Interface dataset entries

+ + + + + + +

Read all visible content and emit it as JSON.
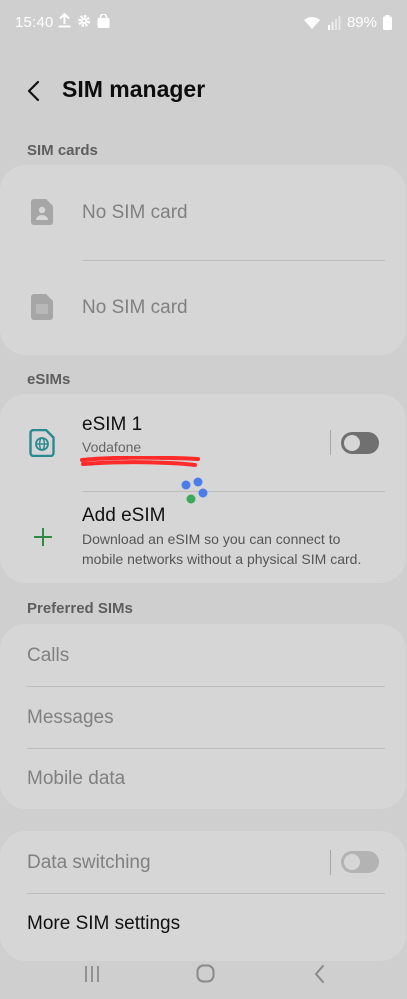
{
  "status_bar": {
    "time": "15:40",
    "battery": "89%",
    "icons": [
      "upload-icon",
      "gear-icon",
      "bag-icon",
      "wifi-icon",
      "signal-icon",
      "battery-icon"
    ]
  },
  "header": {
    "title": "SIM manager"
  },
  "sim_cards": {
    "heading": "SIM cards",
    "items": [
      {
        "label": "No SIM card",
        "icon": "sim-card-person-icon"
      },
      {
        "label": "No SIM card",
        "icon": "sim-card-icon"
      }
    ]
  },
  "esims": {
    "heading": "eSIMs",
    "esim1": {
      "name": "eSIM 1",
      "carrier": "Vodafone",
      "enabled": false,
      "icon": "esim-globe-icon"
    },
    "add": {
      "title": "Add eSIM",
      "description_line1": "Download an eSIM so you can connect to",
      "description_line2": "mobile networks without a physical SIM card.",
      "icon": "plus-icon"
    }
  },
  "preferred_sims": {
    "heading": "Preferred SIMs",
    "items": [
      "Calls",
      "Messages",
      "Mobile data"
    ]
  },
  "more": {
    "data_switching": {
      "label": "Data switching",
      "enabled": false
    },
    "more_sim_settings": {
      "label": "More SIM settings"
    }
  },
  "colors": {
    "accent_teal": "#2a8a94",
    "plus_green": "#2e8b45",
    "redaction_red": "#ff2a2a",
    "loader_blue": "#4a7de8",
    "loader_green": "#3aaa5a"
  }
}
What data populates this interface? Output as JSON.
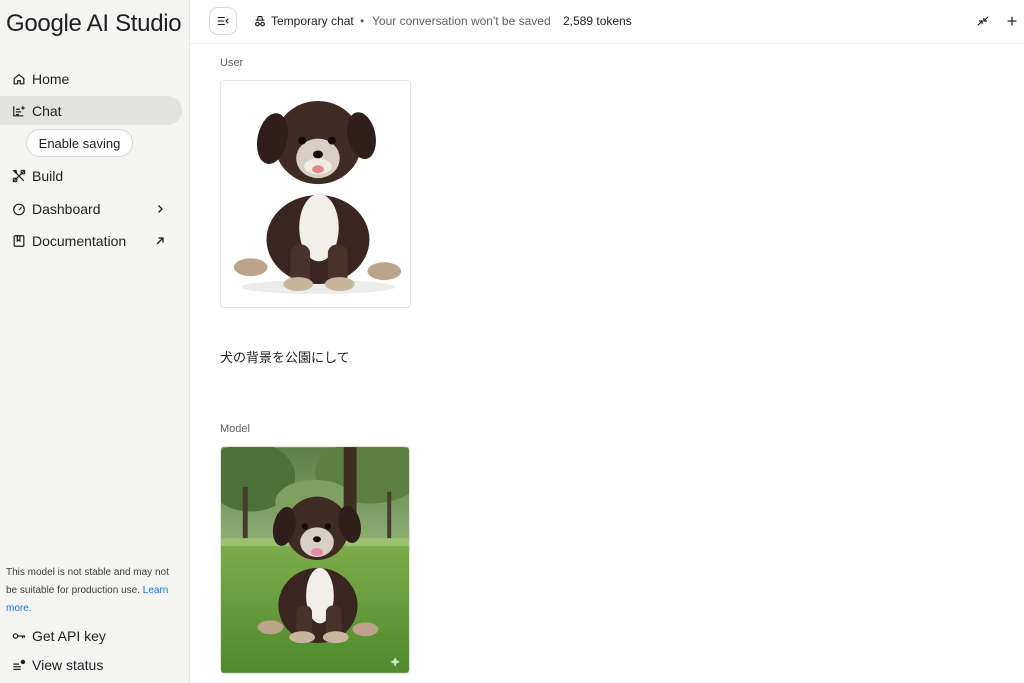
{
  "sidebar": {
    "logo": "Google AI Studio",
    "items": [
      {
        "label": "Home",
        "icon": "home-icon"
      },
      {
        "label": "Chat",
        "icon": "chat-spark-icon"
      },
      {
        "label": "Build",
        "icon": "build-icon"
      },
      {
        "label": "Dashboard",
        "icon": "dashboard-icon"
      },
      {
        "label": "Documentation",
        "icon": "book-icon"
      }
    ],
    "enable_saving": "Enable saving",
    "disclaimer": "This model is not stable and may not be suitable for production use.",
    "learn_more": "Learn more.",
    "get_api_key": "Get API key",
    "view_status": "View status"
  },
  "topbar": {
    "temp_label": "Temporary chat",
    "bullet": "•",
    "save_note": "Your conversation won't be saved",
    "tokens": "2,589 tokens"
  },
  "chat": {
    "user_role": "User",
    "user_prompt": "犬の背景を公園にして",
    "model_role": "Model"
  },
  "colors": {
    "sidebar_bg": "#f4f4f3",
    "active_item": "#e2e2e0",
    "link": "#1a73e8"
  }
}
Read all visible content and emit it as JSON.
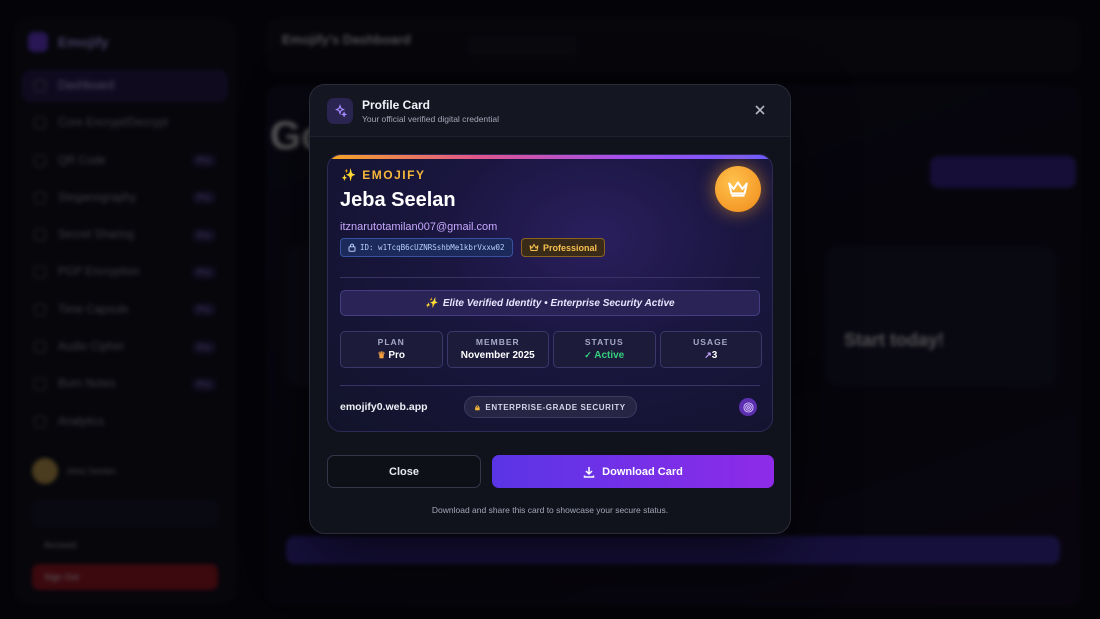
{
  "background_app": {
    "brand": "Emojify",
    "sidebar": {
      "items": [
        {
          "label": "Dashboard",
          "pro": ""
        },
        {
          "label": "Core Encrypt/Decrypt",
          "pro": ""
        },
        {
          "label": "QR Code",
          "pro": "Pro"
        },
        {
          "label": "Steganography",
          "pro": "Pro"
        },
        {
          "label": "Secret Sharing",
          "pro": "Pro"
        },
        {
          "label": "PGP Encryption",
          "pro": "Pro"
        },
        {
          "label": "Time Capsule",
          "pro": "Pro"
        },
        {
          "label": "Audio Cipher",
          "pro": "Pro"
        },
        {
          "label": "Burn Notes",
          "pro": "Pro"
        },
        {
          "label": "Analytics",
          "pro": ""
        }
      ],
      "user_name": "Jeba Seelan",
      "account": "Account",
      "sign_out": "Sign Out"
    },
    "topbar": {
      "title": "Emojify's Dashboard"
    },
    "main": {
      "greeting": "Go",
      "streak_title": "Start today!"
    }
  },
  "modal": {
    "title": "Profile Card",
    "subtitle": "Your official verified digital credential",
    "card": {
      "brand": "✨ EMOJIFY",
      "name": "Jeba Seelan",
      "email": "itznarutotamilan007@gmail.com",
      "id_text": "ID: w1TcqB6cUZNRSshbMe1kbrVxxw02",
      "tier": "Professional",
      "elite_text": "Elite Verified Identity • Enterprise Security Active",
      "stats": [
        {
          "label": "PLAN",
          "value": "Pro"
        },
        {
          "label": "MEMBER",
          "value": "November 2025"
        },
        {
          "label": "STATUS",
          "value": "Active"
        },
        {
          "label": "USAGE",
          "value": "3"
        }
      ],
      "domain": "emojify0.web.app",
      "security": "ENTERPRISE-GRADE SECURITY"
    },
    "close_label": "Close",
    "download_label": "Download Card",
    "hint": "Download and share this card to showcase your secure status."
  },
  "colors": {
    "accent": "#7c3aed",
    "gold": "#f6b83a",
    "active_green": "#35d07f"
  }
}
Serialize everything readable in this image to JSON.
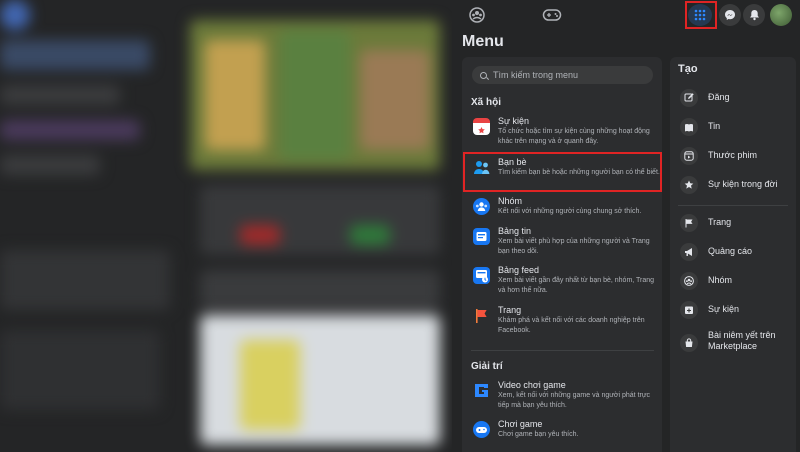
{
  "colors": {
    "accent_red": "#e02424",
    "accent_blue": "#2d88ff",
    "panel": "#242526",
    "card": "#2c2d2f"
  },
  "topbar": {
    "icons": [
      "groups-icon",
      "gaming-icon"
    ],
    "menu_icon": "grid-menu-icon",
    "messenger_icon": "messenger-icon",
    "notifications_icon": "bell-icon"
  },
  "menu": {
    "title": "Menu",
    "search_placeholder": "Tìm kiếm trong menu",
    "social": {
      "heading": "Xã hội",
      "items": [
        {
          "title": "Sự kiện",
          "desc": "Tổ chức hoặc tìm sự kiện cùng những hoạt động khác trên mạng và ở quanh đây.",
          "icon": "calendar-icon"
        },
        {
          "title": "Bạn bè",
          "desc": "Tìm kiếm bạn bè hoặc những người bạn có thể biết.",
          "icon": "friends-icon"
        },
        {
          "title": "Nhóm",
          "desc": "Kết nối với những người cùng chung sở thích.",
          "icon": "groups-icon"
        },
        {
          "title": "Bảng tin",
          "desc": "Xem bài viết phù hợp của những người và Trang bạn theo dõi.",
          "icon": "news-feed-icon"
        },
        {
          "title": "Bảng feed",
          "desc": "Xem bài viết gần đây nhất từ bạn bè, nhóm, Trang và hơn thế nữa.",
          "icon": "feeds-icon"
        },
        {
          "title": "Trang",
          "desc": "Khám phá và kết nối với các doanh nghiệp trên Facebook.",
          "icon": "pages-flag-icon"
        }
      ]
    },
    "entertainment": {
      "heading": "Giải trí",
      "items": [
        {
          "title": "Video chơi game",
          "desc": "Xem, kết nối với những game và người phát trực tiếp mà bạn yêu thích.",
          "icon": "gaming-video-icon"
        },
        {
          "title": "Chơi game",
          "desc": "Chơi game bạn yêu thích.",
          "icon": "play-games-icon"
        }
      ]
    },
    "create": {
      "heading": "Tạo",
      "items": [
        {
          "label": "Đăng",
          "icon": "edit-icon"
        },
        {
          "label": "Tin",
          "icon": "book-icon"
        },
        {
          "label": "Thước phim",
          "icon": "reels-icon"
        },
        {
          "label": "Sự kiện trong đời",
          "icon": "star-icon"
        },
        {
          "label": "Trang",
          "icon": "flag-icon"
        },
        {
          "label": "Quảng cáo",
          "icon": "megaphone-icon"
        },
        {
          "label": "Nhóm",
          "icon": "group-icon"
        },
        {
          "label": "Sự kiện",
          "icon": "event-plus-icon"
        },
        {
          "label": "Bài niêm yết trên Marketplace",
          "icon": "marketplace-bag-icon"
        }
      ]
    }
  }
}
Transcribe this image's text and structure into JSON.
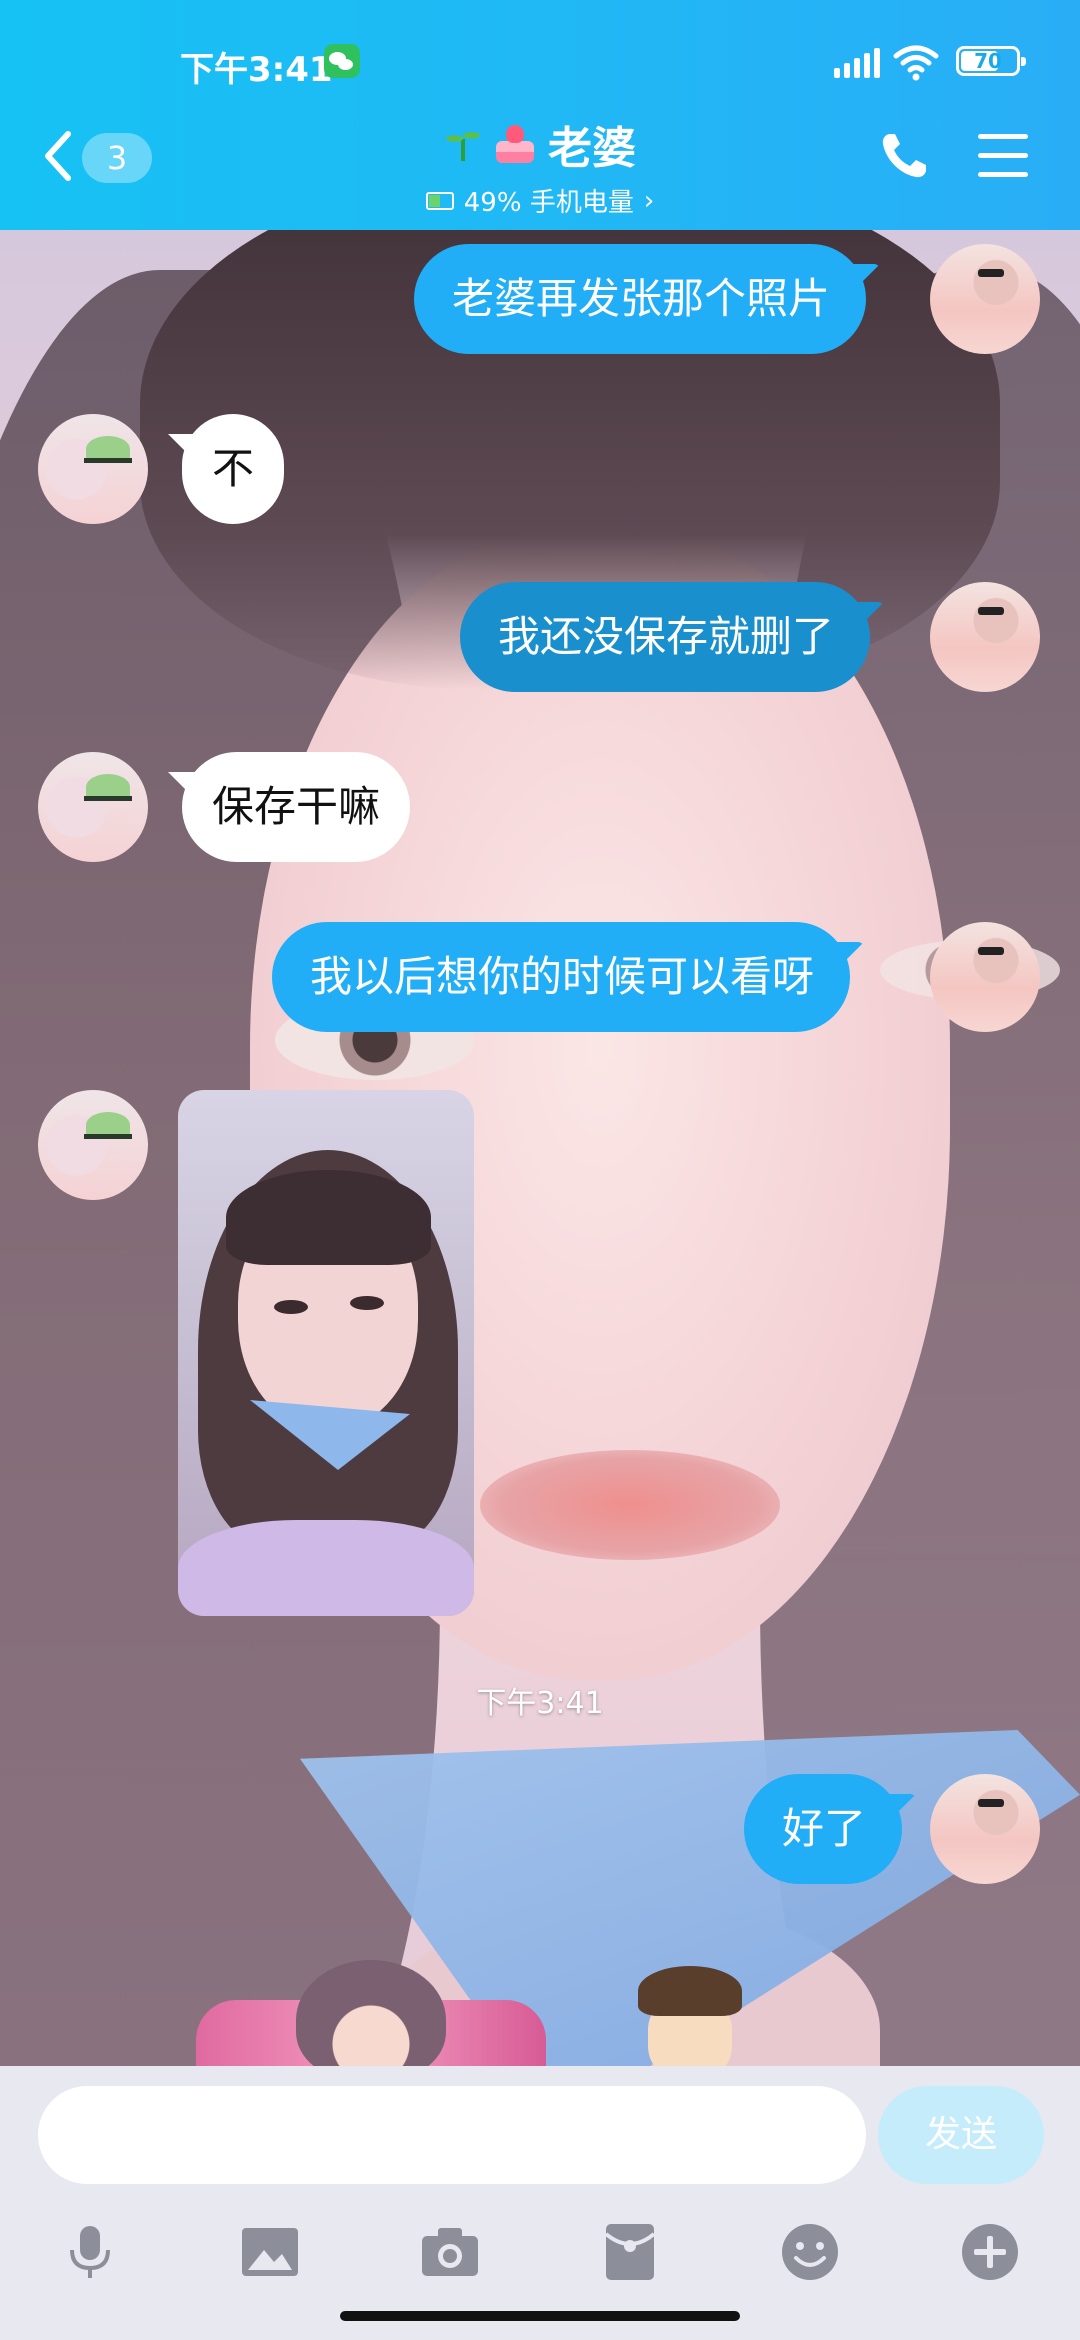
{
  "status_bar": {
    "time": "下午3:41",
    "battery": "70",
    "battery_level": 0.7
  },
  "header": {
    "back_badge": "3",
    "title": "老婆",
    "subtitle": "49% 手机电量",
    "subtitle_chevron": "›"
  },
  "messages": [
    {
      "side": "out",
      "text": "老婆再发张那个照片"
    },
    {
      "side": "in",
      "text": "不"
    },
    {
      "side": "out",
      "text": "我还没保存就删了"
    },
    {
      "side": "in",
      "text": "保存干嘛"
    },
    {
      "side": "out",
      "text": "我以后想你的时候可以看呀"
    },
    {
      "side": "in",
      "type": "photo"
    },
    {
      "side": "out",
      "text": "好了"
    }
  ],
  "time_divider": "下午3:41",
  "input": {
    "placeholder": "",
    "value": "",
    "send_label": "发送"
  },
  "toolbar_icons": [
    "microphone-icon",
    "image-icon",
    "camera-icon",
    "red-packet-icon",
    "emoji-icon",
    "plus-icon"
  ],
  "colors": {
    "header_bg": "#1cbaf4",
    "bubble_out": "#21aef6",
    "bubble_in": "#ffffff",
    "send_button_disabled": "#c5ecfb"
  }
}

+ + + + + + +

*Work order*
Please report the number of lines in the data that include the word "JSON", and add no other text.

*Solution below*
5